Greenpeace’s report is the latest in a series of research findings and industry comments highlighting Beijing’s plan to rely on its mainstay fuel as a backstop for reliable and affordable power amid rising global fuel prices and the development of intermittent renewable generation. The government is also leaning on miners to boost coal output to record levels to avoid a reliance on foreign supplies.

“The 2022 coal boom has clearly continued into this year,” said Xie Wenwen, Greenpeace East Asia climate and energy campaigner. Reasons given by governments in approval documents included ensuring safe energy supply, meeting heating demand and stimulating local economic development, Xie said.

see also here : Coal in India 

Massive iceberg discharges during the last ice age had no impact on nearby Greenland, raising new questions about climate dynamics

by WUWT, Apr 24, 2023

CORVALLIS, Ore. – During the last ice age, massive icebergs periodically broke off from an ice sheet covering a large swath of North America and discharged rapidly melting ice into the North Atlantic Ocean around Greenland, triggering abrupt climate change impacts across the globe.

These sudden episodes, called Heinrich Events, occurred between 16,000 and 60,000 years ago. They altered the circulation of the world’s oceans, spurring cooling in the North Atlantic and impacting monsoon rainfall around the world.

But little was known about the events’ effect on nearby Greenland, which is thought to be very sensitive to events in the North Atlantic. A new study from Oregon State University researchers, just published in the journal Nature, provides a definitive answer.

“It turns out, nothing happened in Greenland. The temperature just stayed the same,” said the study’s lead author, Kaden Martin, a fourth-year doctoral candidate in OSU’s College of Earth, Ocean, and Atmospheric Sciences. “They had front-row seats to this action but didn’t see the show.”

Instead, the researchers found that these Heinrich events caused rapid warming in Antarctica, at the other end of the globe.

The researchers anticipated Greenland, in close proximity to the ice sheet, would have experienced some kind of cooling. To find that these Heinrich Events had no discernible impact on temperatures in Greenland is surprising and could have repercussions for scientists’ understanding of past climate dynamics, said study co-author Christo Buizert, an assistant professor in the College of Earth, Ocean, and Atmospheric Sciences.

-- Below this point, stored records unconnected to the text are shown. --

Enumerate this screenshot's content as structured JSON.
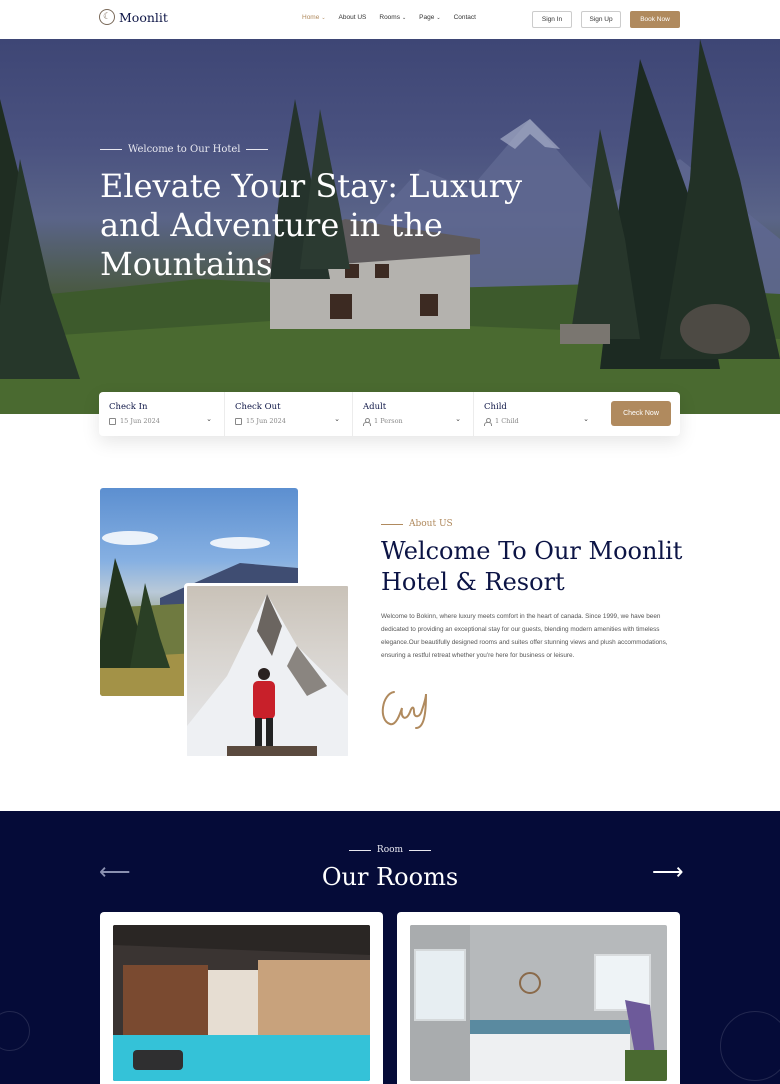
{
  "nav": {
    "logo_text": "Moonlit",
    "menu": [
      {
        "label": "Home",
        "active": true,
        "dropdown": true
      },
      {
        "label": "About US",
        "active": false,
        "dropdown": false
      },
      {
        "label": "Rooms",
        "active": false,
        "dropdown": true
      },
      {
        "label": "Page",
        "active": false,
        "dropdown": true
      },
      {
        "label": "Contact",
        "active": false,
        "dropdown": false
      }
    ],
    "sign_in": "Sign In",
    "sign_up": "Sign Up",
    "book_now": "Book Now"
  },
  "hero": {
    "tagline": "Welcome to Our Hotel",
    "title": "Elevate Your Stay: Luxury and Adventure in the Mountains"
  },
  "booking": {
    "check_in": {
      "label": "Check In",
      "value": "15 Jun 2024",
      "icon": "calendar-icon"
    },
    "check_out": {
      "label": "Check Out",
      "value": "15 Jun 2024",
      "icon": "calendar-icon"
    },
    "adult": {
      "label": "Adult",
      "value": "1 Person",
      "icon": "user-icon"
    },
    "child": {
      "label": "Child",
      "value": "1 Child",
      "icon": "user-icon"
    },
    "check_now": "Check Now"
  },
  "about": {
    "tag": "About US",
    "title": "Welcome To Our Moonlit Hotel & Resort",
    "text": "Welcome to Bokinn, where luxury meets comfort in the heart of canada. Since 1999, we have been dedicated to providing an exceptional stay for our guests, blending modern amenities with timeless elegance.Our beautifully designed rooms and suites offer stunning views and plush accommodations, ensuring a restful retreat whether you're here for business or leisure."
  },
  "rooms": {
    "tag": "Room",
    "title": "Our Rooms",
    "prev_icon": "arrow-left-icon",
    "next_icon": "arrow-right-icon"
  },
  "colors": {
    "accent": "#b08a5e",
    "navy": "#0c1445",
    "rooms_bg": "#050b38"
  }
}
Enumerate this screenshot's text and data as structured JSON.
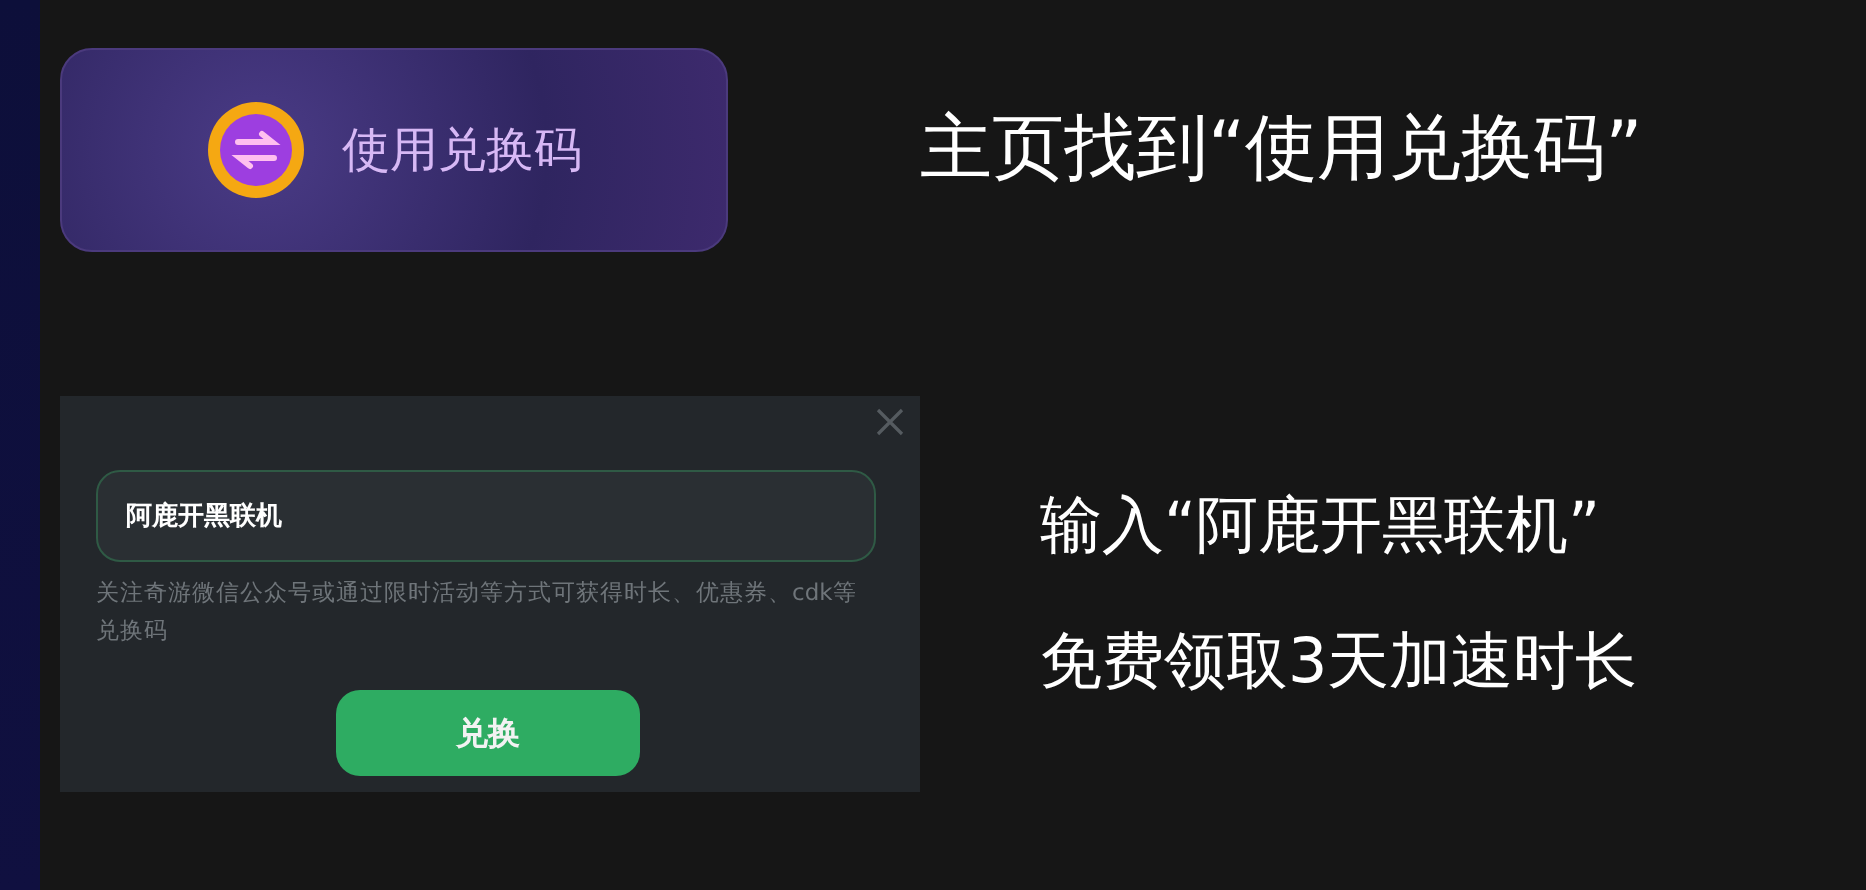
{
  "home_card": {
    "button_label": "使用兑换码"
  },
  "caption_1": "主页找到“使用兑换码”",
  "dialog": {
    "input_value": "阿鹿开黑联机",
    "hint": "关注奇游微信公众号或通过限时活动等方式可获得时长、优惠券、cdk等兑换码",
    "submit_label": "兑换"
  },
  "caption_2": [
    "输入“阿鹿开黑联机”",
    "免费领取3天加速时长"
  ]
}
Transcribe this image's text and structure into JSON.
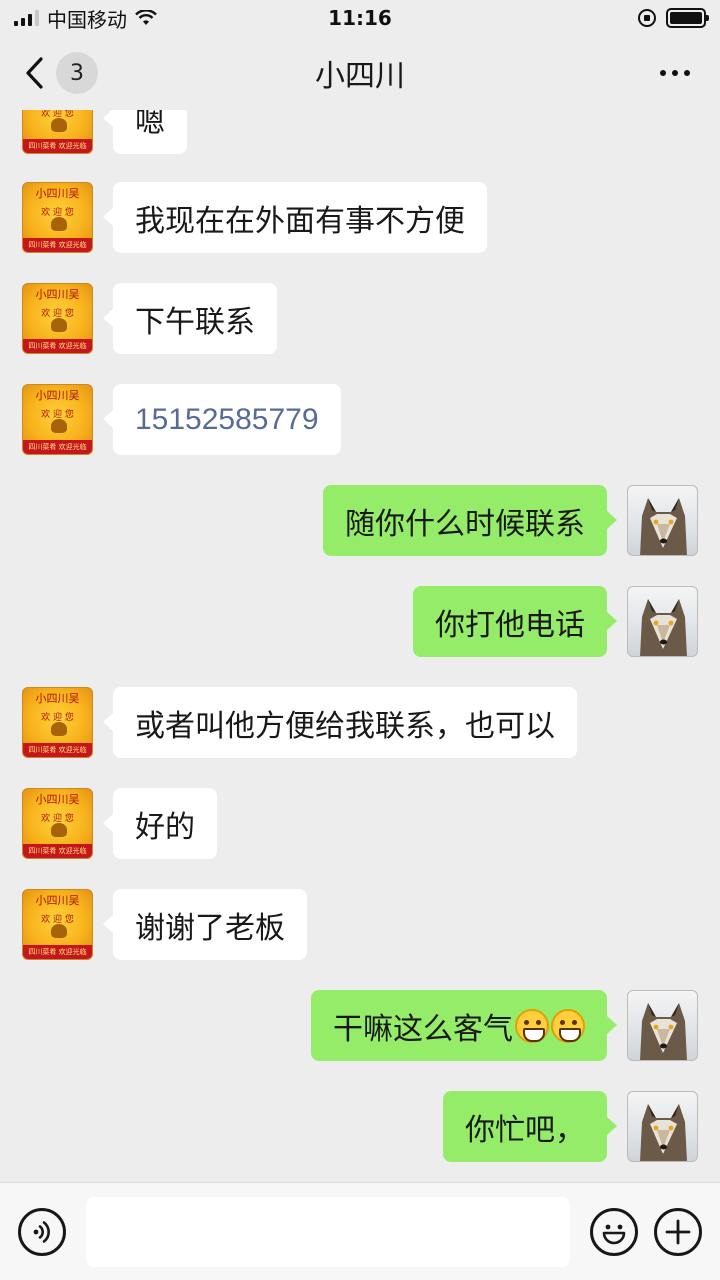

“If anything, our findings raise more questions than answers,” said Buizert, a climate change specialist who uses ice cores from Greenland and Antarctica to reconstruct and understand the Earth’s climate history. “This really changes how we look at these massive events in the North Atlantic. It’s puzzling that far-flung Antarctica responds more strongly than nearby Greenland.”

Scientists drill and preserve ice cores to study past climate history through analysis of the dust and tiny air bubbles that have been trapped in the ice over time. Ice cores from Greenland and Antarctica provide important records of Earth’s atmospheric changes over hundreds of thousands of years.

Australia-wide assessment: climate change or instrument change?

by J. Marohasy, April 2023 in WUWT

In the five years following the installation of probes in automatic weather stations (AWS) as they replaced mercury thermometers across Australia, the annual frequency of extremely hot days increased by an average 18.7%.

This new analysis by Perth journalist and climate researcher Chris Gillham makes a mockery of claims by the Bureau that the transition from mercury thermometers to automatic weather stations has had no effect on temperatures, and so there is no need to transcribe or make public the parallel data.

Chris has found that a majority of these AWS stations had an average 62.8% increase in their 99th percentile observations. These are the hottest 1 per cent of days calculated since the start year of each station.